## How to complete this task
Every line below that holds the word "rest" must be listed.

## Entries taken from a collection

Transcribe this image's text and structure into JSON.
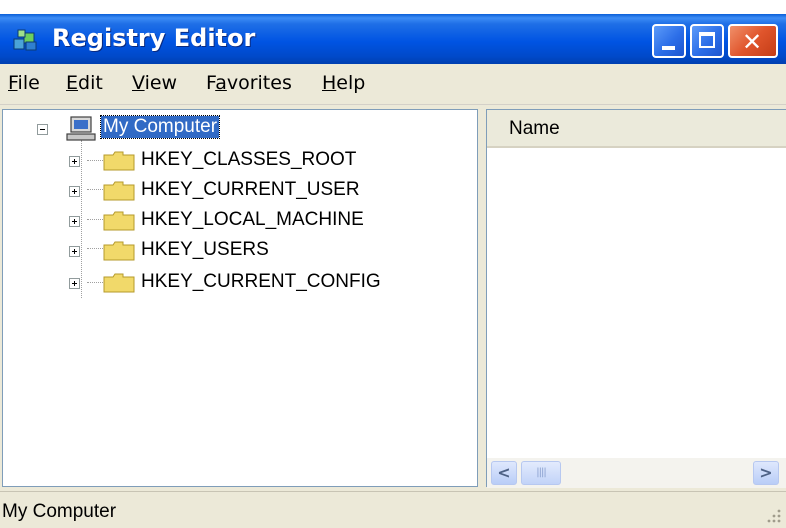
{
  "window": {
    "title": "Registry Editor",
    "title_bar_color": "#0054e3",
    "close_button_color": "#e0552c"
  },
  "menu": {
    "items": [
      {
        "label": "File",
        "accel": "F",
        "rest": "ile"
      },
      {
        "label": "Edit",
        "accel": "E",
        "rest": "dit"
      },
      {
        "label": "View",
        "accel": "V",
        "rest": "iew"
      },
      {
        "label": "Favorites",
        "accel": "a",
        "pre": "F",
        "rest": "vorites"
      },
      {
        "label": "Help",
        "accel": "H",
        "rest": "elp"
      }
    ]
  },
  "tree": {
    "root": {
      "label": "My Computer",
      "icon": "computer-icon",
      "expanded": true,
      "selected": true
    },
    "keys": [
      {
        "label": "HKEY_CLASSES_ROOT",
        "icon": "folder-icon"
      },
      {
        "label": "HKEY_CURRENT_USER",
        "icon": "folder-icon"
      },
      {
        "label": "HKEY_LOCAL_MACHINE",
        "icon": "folder-icon"
      },
      {
        "label": "HKEY_USERS",
        "icon": "folder-icon"
      },
      {
        "label": "HKEY_CURRENT_CONFIG",
        "icon": "folder-icon"
      }
    ]
  },
  "list": {
    "columns": [
      "Name"
    ]
  },
  "status": {
    "text": "My Computer"
  },
  "colors": {
    "selection": "#316ac5",
    "folder": "#f1d96a"
  }
}
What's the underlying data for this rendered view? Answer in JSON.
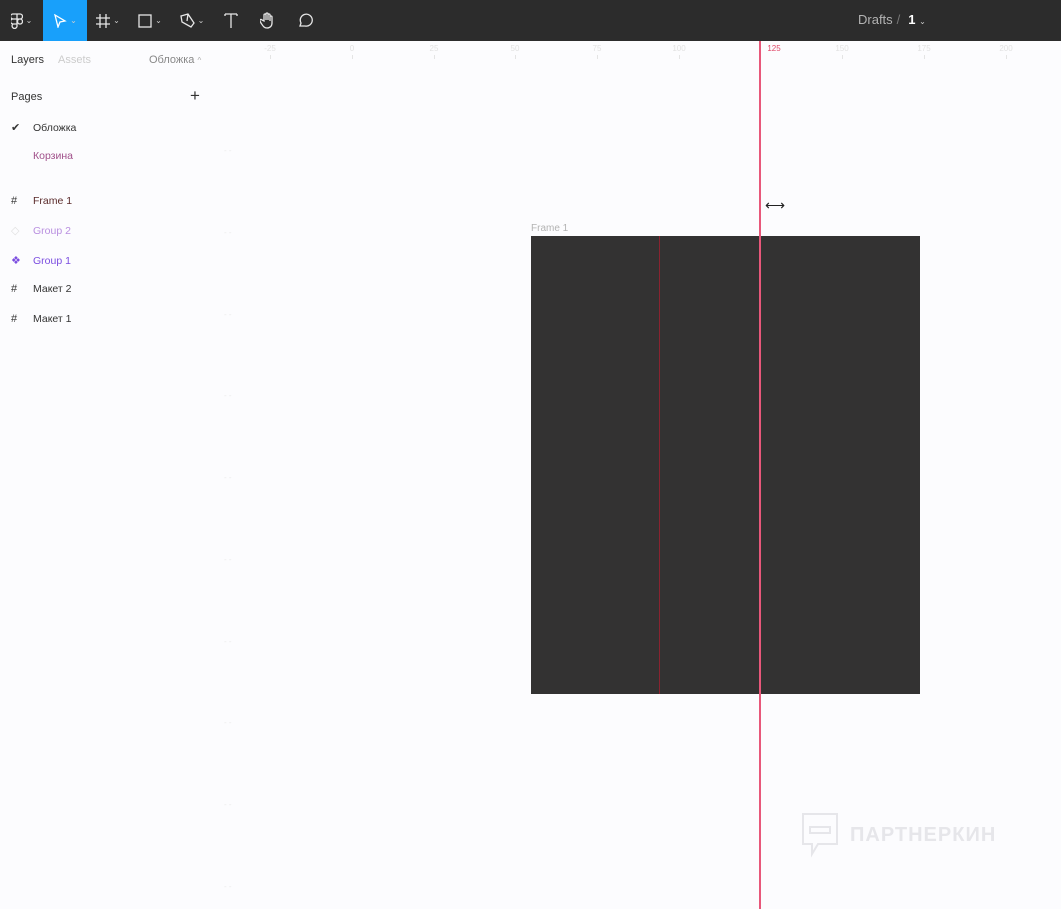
{
  "toolbar": {
    "tools": [
      "main-menu",
      "move",
      "frame",
      "shape",
      "pen",
      "text",
      "hand",
      "comment"
    ]
  },
  "breadcrumb": {
    "folder": "Drafts",
    "separator": "/",
    "file": "1"
  },
  "sidebar": {
    "tab_layers": "Layers",
    "tab_assets": "Assets",
    "current_page": "Обложка",
    "pages_label": "Pages",
    "pages": [
      {
        "label": "Обложка",
        "color": "#333333"
      },
      {
        "label": "Корзина",
        "color": "#a0508a"
      }
    ],
    "layers": [
      {
        "label": "Frame 1",
        "icon": "frame-icon",
        "color": "#5a2a2a"
      },
      {
        "label": "Group 2",
        "icon": "component-outline-icon",
        "color": "#b98fe0"
      },
      {
        "label": "Group 1",
        "icon": "component-icon",
        "color": "#7b4de0"
      },
      {
        "label": "Макет 2",
        "icon": "frame-icon",
        "color": "#333333"
      },
      {
        "label": "Макет 1",
        "icon": "frame-icon",
        "color": "#333333"
      }
    ]
  },
  "ruler": {
    "labels": [
      "-25",
      "0",
      "25",
      "50",
      "75",
      "100",
      "125",
      "150",
      "175",
      "200"
    ],
    "highlight": "125"
  },
  "canvas": {
    "frame_label": "Frame 1"
  },
  "watermark": "ПАРТНЕРКИН"
}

## Solution for this problem
        "rest": "ile"
        "rest": "dit"
        "rest": "iew"
        "rest": "vorites"
        "rest": "elp"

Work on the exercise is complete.